(Entries supplied begins)

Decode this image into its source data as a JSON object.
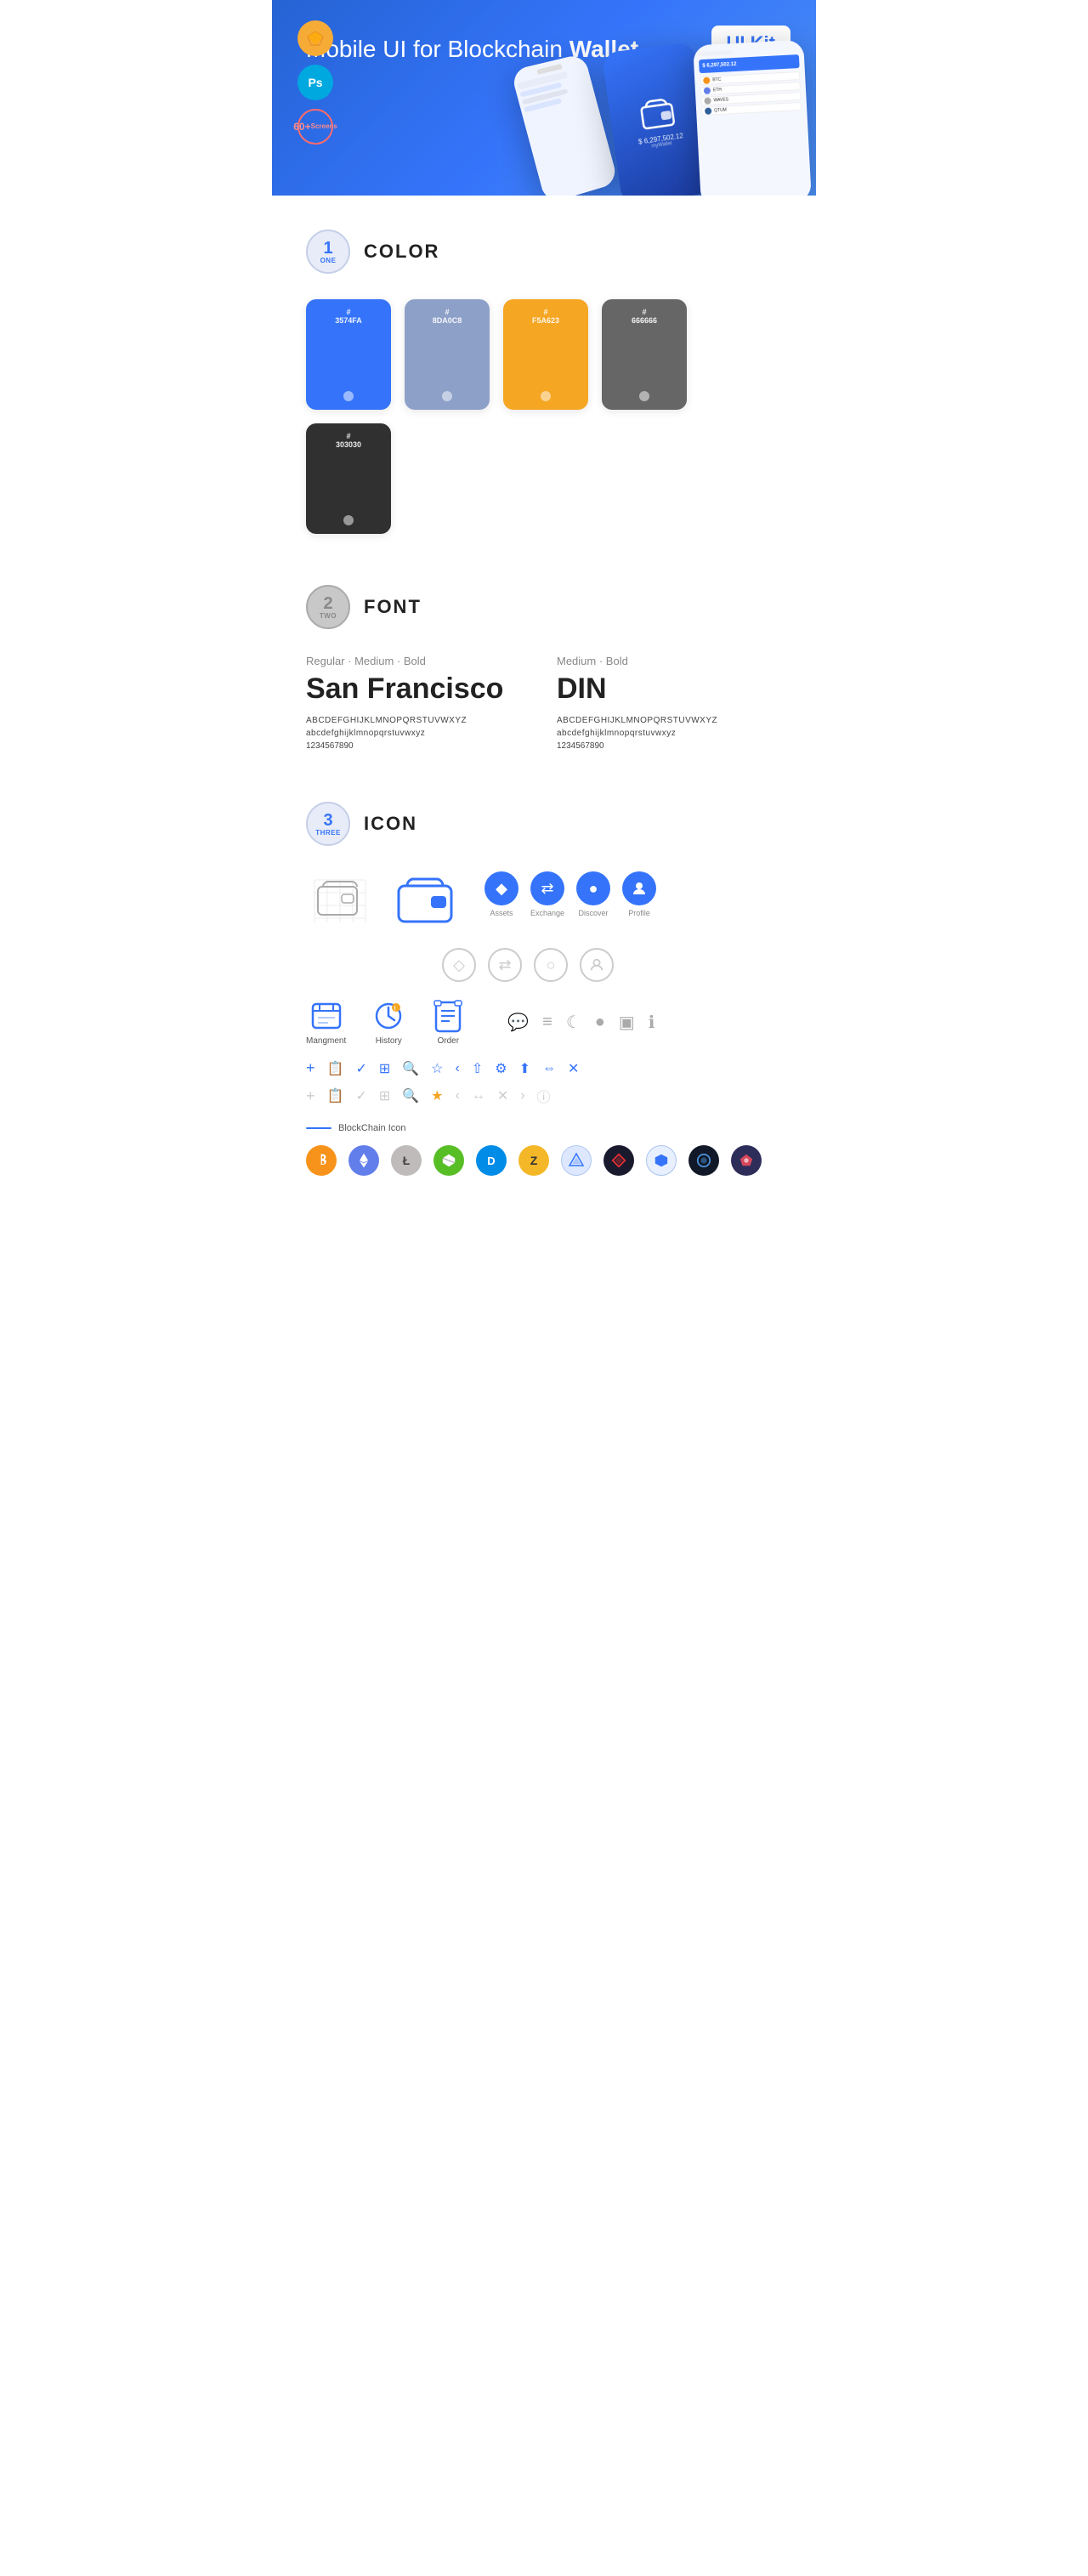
{
  "hero": {
    "title_normal": "Mobile UI for Blockchain ",
    "title_bold": "Wallet",
    "badge": "UI Kit",
    "badges": [
      {
        "label": "Sketch",
        "type": "sketch"
      },
      {
        "label": "Ps",
        "type": "ps"
      },
      {
        "label": "60+\nScreens",
        "type": "screens"
      }
    ]
  },
  "sections": {
    "color": {
      "number": "1",
      "number_label": "ONE",
      "title": "COLOR",
      "swatches": [
        {
          "hex": "#3574FA",
          "label": "#\n3574FA",
          "bg": "#3574FA"
        },
        {
          "hex": "#8DA0C8",
          "label": "#\n8DA0C8",
          "bg": "#8DA0C8"
        },
        {
          "hex": "#F5A623",
          "label": "#\nF5A623",
          "bg": "#F5A623"
        },
        {
          "hex": "#666666",
          "label": "#\n666666",
          "bg": "#666666"
        },
        {
          "hex": "#303030",
          "label": "#\n303030",
          "bg": "#303030"
        }
      ]
    },
    "font": {
      "number": "2",
      "number_label": "TWO",
      "title": "FONT",
      "fonts": [
        {
          "weights": "Regular · Medium · Bold",
          "name": "San Francisco",
          "uppercase": "ABCDEFGHIJKLMNOPQRSTUVWXYZ",
          "lowercase": "abcdefghijklmnopqrstuvwxyz",
          "numbers": "1234567890"
        },
        {
          "weights": "Medium · Bold",
          "name": "DIN",
          "uppercase": "ABCDEFGHIJKLMNOPQRSTUVWXYZ",
          "lowercase": "abcdefghijklmnopqrstuvwxyz",
          "numbers": "1234567890"
        }
      ]
    },
    "icon": {
      "number": "3",
      "number_label": "THREE",
      "title": "ICON",
      "nav_icons": [
        {
          "label": "Assets"
        },
        {
          "label": "Exchange"
        },
        {
          "label": "Discover"
        },
        {
          "label": "Profile"
        }
      ],
      "app_icons": [
        {
          "label": "Mangment"
        },
        {
          "label": "History"
        },
        {
          "label": "Order"
        }
      ],
      "blockchain_divider": "BlockChain Icon",
      "blockchain_icons": [
        {
          "label": "BTC",
          "type": "btc"
        },
        {
          "label": "ETH",
          "type": "eth"
        },
        {
          "label": "LTC",
          "type": "ltc"
        },
        {
          "label": "NEO",
          "type": "neo"
        },
        {
          "label": "DASH",
          "type": "dash"
        },
        {
          "label": "ZEC",
          "type": "zcash"
        },
        {
          "label": "IOTA",
          "type": "iota"
        },
        {
          "label": "ARK",
          "type": "ark"
        },
        {
          "label": "KNC",
          "type": "kyber"
        },
        {
          "label": "BNT",
          "type": "bancor"
        },
        {
          "label": "MANA",
          "type": "mana"
        }
      ]
    }
  }
}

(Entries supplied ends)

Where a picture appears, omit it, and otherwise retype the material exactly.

• **Exercise output**:
Decode this image into its source data as a JSON object.
{
  "hero": {
    "title_normal": "Mobile UI for Blockchain ",
    "title_bold": "Wallet",
    "badge": "UI Kit",
    "badges": [
      {
        "label": "Sketch",
        "type": "sketch"
      },
      {
        "label": "Ps",
        "type": "ps"
      },
      {
        "label": "60+\nScreens",
        "type": "screens"
      }
    ]
  },
  "sections": {
    "color": {
      "number": "1",
      "number_label": "ONE",
      "title": "COLOR",
      "swatches": [
        {
          "hex": "#3574FA",
          "label": "#\n3574FA",
          "bg": "#3574FA"
        },
        {
          "hex": "#8DA0C8",
          "label": "#\n8DA0C8",
          "bg": "#8DA0C8"
        },
        {
          "hex": "#F5A623",
          "label": "#\nF5A623",
          "bg": "#F5A623"
        },
        {
          "hex": "#666666",
          "label": "#\n666666",
          "bg": "#666666"
        },
        {
          "hex": "#303030",
          "label": "#\n303030",
          "bg": "#303030"
        }
      ]
    },
    "font": {
      "number": "2",
      "number_label": "TWO",
      "title": "FONT",
      "fonts": [
        {
          "weights": "Regular · Medium · Bold",
          "name": "San Francisco",
          "uppercase": "ABCDEFGHIJKLMNOPQRSTUVWXYZ",
          "lowercase": "abcdefghijklmnopqrstuvwxyz",
          "numbers": "1234567890"
        },
        {
          "weights": "Medium · Bold",
          "name": "DIN",
          "uppercase": "ABCDEFGHIJKLMNOPQRSTUVWXYZ",
          "lowercase": "abcdefghijklmnopqrstuvwxyz",
          "numbers": "1234567890"
        }
      ]
    },
    "icon": {
      "number": "3",
      "number_label": "THREE",
      "title": "ICON",
      "nav_icons": [
        {
          "label": "Assets"
        },
        {
          "label": "Exchange"
        },
        {
          "label": "Discover"
        },
        {
          "label": "Profile"
        }
      ],
      "app_icons": [
        {
          "label": "Mangment"
        },
        {
          "label": "History"
        },
        {
          "label": "Order"
        }
      ],
      "blockchain_divider": "BlockChain Icon",
      "blockchain_icons": [
        {
          "label": "BTC",
          "type": "btc"
        },
        {
          "label": "ETH",
          "type": "eth"
        },
        {
          "label": "LTC",
          "type": "ltc"
        },
        {
          "label": "NEO",
          "type": "neo"
        },
        {
          "label": "DASH",
          "type": "dash"
        },
        {
          "label": "ZEC",
          "type": "zcash"
        },
        {
          "label": "IOTA",
          "type": "iota"
        },
        {
          "label": "ARK",
          "type": "ark"
        },
        {
          "label": "KNC",
          "type": "kyber"
        },
        {
          "label": "BNT",
          "type": "bancor"
        },
        {
          "label": "MANA",
          "type": "mana"
        }
      ]
    }
  }
}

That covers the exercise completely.